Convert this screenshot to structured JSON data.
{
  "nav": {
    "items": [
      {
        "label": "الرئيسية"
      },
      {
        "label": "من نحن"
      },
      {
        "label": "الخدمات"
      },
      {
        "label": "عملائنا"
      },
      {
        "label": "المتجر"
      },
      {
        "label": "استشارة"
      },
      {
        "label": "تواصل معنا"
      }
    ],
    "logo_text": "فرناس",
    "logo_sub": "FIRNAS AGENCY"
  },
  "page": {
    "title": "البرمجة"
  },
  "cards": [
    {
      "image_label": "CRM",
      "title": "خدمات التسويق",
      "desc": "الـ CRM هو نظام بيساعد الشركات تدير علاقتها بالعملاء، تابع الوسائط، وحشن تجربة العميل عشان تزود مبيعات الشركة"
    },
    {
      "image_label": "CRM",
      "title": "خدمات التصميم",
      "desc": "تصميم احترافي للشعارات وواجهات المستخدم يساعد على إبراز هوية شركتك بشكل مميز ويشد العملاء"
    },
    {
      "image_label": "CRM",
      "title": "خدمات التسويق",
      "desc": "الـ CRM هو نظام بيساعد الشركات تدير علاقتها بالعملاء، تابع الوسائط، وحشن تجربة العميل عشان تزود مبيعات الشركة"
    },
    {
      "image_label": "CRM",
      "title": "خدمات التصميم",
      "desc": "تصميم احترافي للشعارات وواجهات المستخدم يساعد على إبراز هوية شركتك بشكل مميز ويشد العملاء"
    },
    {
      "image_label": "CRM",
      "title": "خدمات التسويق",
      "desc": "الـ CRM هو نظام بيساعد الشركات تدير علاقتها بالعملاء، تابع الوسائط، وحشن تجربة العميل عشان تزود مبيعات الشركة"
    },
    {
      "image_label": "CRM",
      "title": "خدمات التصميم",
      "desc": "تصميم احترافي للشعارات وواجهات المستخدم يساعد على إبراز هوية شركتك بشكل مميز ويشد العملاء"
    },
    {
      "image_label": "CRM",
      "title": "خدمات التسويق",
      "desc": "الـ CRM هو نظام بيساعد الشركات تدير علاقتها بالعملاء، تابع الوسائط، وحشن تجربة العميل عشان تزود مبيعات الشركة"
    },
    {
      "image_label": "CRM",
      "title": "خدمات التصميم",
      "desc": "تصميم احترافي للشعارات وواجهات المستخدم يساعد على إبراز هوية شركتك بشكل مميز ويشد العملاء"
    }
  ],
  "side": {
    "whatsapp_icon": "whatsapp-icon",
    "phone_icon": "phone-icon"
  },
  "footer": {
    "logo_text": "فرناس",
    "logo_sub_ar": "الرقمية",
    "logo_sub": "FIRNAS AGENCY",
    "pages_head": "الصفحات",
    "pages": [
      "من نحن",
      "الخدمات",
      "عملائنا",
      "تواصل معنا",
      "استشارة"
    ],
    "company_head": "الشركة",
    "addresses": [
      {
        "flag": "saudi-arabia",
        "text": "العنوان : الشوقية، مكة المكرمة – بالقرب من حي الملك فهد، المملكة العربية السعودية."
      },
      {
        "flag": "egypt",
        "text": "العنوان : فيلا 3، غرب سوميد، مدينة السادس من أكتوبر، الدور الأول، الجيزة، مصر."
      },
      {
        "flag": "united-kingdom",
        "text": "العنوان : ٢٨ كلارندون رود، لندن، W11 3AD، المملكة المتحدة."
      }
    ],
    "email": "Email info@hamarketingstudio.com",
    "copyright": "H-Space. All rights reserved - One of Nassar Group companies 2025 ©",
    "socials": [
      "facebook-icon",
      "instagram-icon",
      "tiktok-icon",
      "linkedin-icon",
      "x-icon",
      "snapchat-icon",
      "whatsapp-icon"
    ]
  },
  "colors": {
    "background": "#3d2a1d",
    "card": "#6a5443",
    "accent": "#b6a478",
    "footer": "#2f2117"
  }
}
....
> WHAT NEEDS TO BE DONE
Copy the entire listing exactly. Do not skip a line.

> RESPONSE
Convert this screenshot to structured JSON data.
{
  "nav": {
    "items": [
      {
        "label": "الرئيسية"
      },
      {
        "label": "من نحن"
      },
      {
        "label": "الخدمات"
      },
      {
        "label": "عملائنا"
      },
      {
        "label": "المتجر"
      },
      {
        "label": "استشارة"
      },
      {
        "label": "تواصل معنا"
      }
    ],
    "logo_text": "فرناس",
    "logo_sub": "FIRNAS AGENCY"
  },
  "page": {
    "title": "البرمجة"
  },
  "cards": [
    {
      "image_label": "CRM",
      "title": "خدمات التسويق",
      "desc": "الـ CRM هو نظام بيساعد الشركات تدير علاقتها بالعملاء، تابع الوسائط، وحشن تجربة العميل عشان تزود مبيعات الشركة"
    },
    {
      "image_label": "CRM",
      "title": "خدمات التصميم",
      "desc": "تصميم احترافي للشعارات وواجهات المستخدم يساعد على إبراز هوية شركتك بشكل مميز ويشد العملاء"
    },
    {
      "image_label": "CRM",
      "title": "خدمات التسويق",
      "desc": "الـ CRM هو نظام بيساعد الشركات تدير علاقتها بالعملاء، تابع الوسائط، وحشن تجربة العميل عشان تزود مبيعات الشركة"
    },
    {
      "image_label": "CRM",
      "title": "خدمات التصميم",
      "desc": "تصميم احترافي للشعارات وواجهات المستخدم يساعد على إبراز هوية شركتك بشكل مميز ويشد العملاء"
    },
    {
      "image_label": "CRM",
      "title": "خدمات التسويق",
      "desc": "الـ CRM هو نظام بيساعد الشركات تدير علاقتها بالعملاء، تابع الوسائط، وحشن تجربة العميل عشان تزود مبيعات الشركة"
    },
    {
      "image_label": "CRM",
      "title": "خدمات التصميم",
      "desc": "تصميم احترافي للشعارات وواجهات المستخدم يساعد على إبراز هوية شركتك بشكل مميز ويشد العملاء"
    },
    {
      "image_label": "CRM",
      "title": "خدمات التسويق",
      "desc": "الـ CRM هو نظام بيساعد الشركات تدير علاقتها بالعملاء، تابع الوسائط، وحشن تجربة العميل عشان تزود مبيعات الشركة"
    },
    {
      "image_label": "CRM",
      "title": "خدمات التصميم",
      "desc": "تصميم احترافي للشعارات وواجهات المستخدم يساعد على إبراز هوية شركتك بشكل مميز ويشد العملاء"
    }
  ],
  "side": {
    "whatsapp_icon": "whatsapp-icon",
    "phone_icon": "phone-icon"
  },
  "footer": {
    "logo_text": "فرناس",
    "logo_sub_ar": "الرقمية",
    "logo_sub": "FIRNAS AGENCY",
    "pages_head": "الصفحات",
    "pages": [
      "من نحن",
      "الخدمات",
      "عملائنا",
      "تواصل معنا",
      "استشارة"
    ],
    "company_head": "الشركة",
    "addresses": [
      {
        "flag": "saudi-arabia",
        "text": "العنوان : الشوقية، مكة المكرمة – بالقرب من حي الملك فهد، المملكة العربية السعودية."
      },
      {
        "flag": "egypt",
        "text": "العنوان : فيلا 3، غرب سوميد، مدينة السادس من أكتوبر، الدور الأول، الجيزة، مصر."
      },
      {
        "flag": "united-kingdom",
        "text": "العنوان : ٢٨ كلارندون رود، لندن، W11 3AD، المملكة المتحدة."
      }
    ],
    "email": "Email info@hamarketingstudio.com",
    "copyright": "H-Space. All rights reserved - One of Nassar Group companies 2025 ©",
    "socials": [
      "facebook-icon",
      "instagram-icon",
      "tiktok-icon",
      "linkedin-icon",
      "x-icon",
      "snapchat-icon",
      "whatsapp-icon"
    ]
  },
  "colors": {
    "background": "#3d2a1d",
    "card": "#6a5443",
    "accent": "#b6a478",
    "footer": "#2f2117"
  }
}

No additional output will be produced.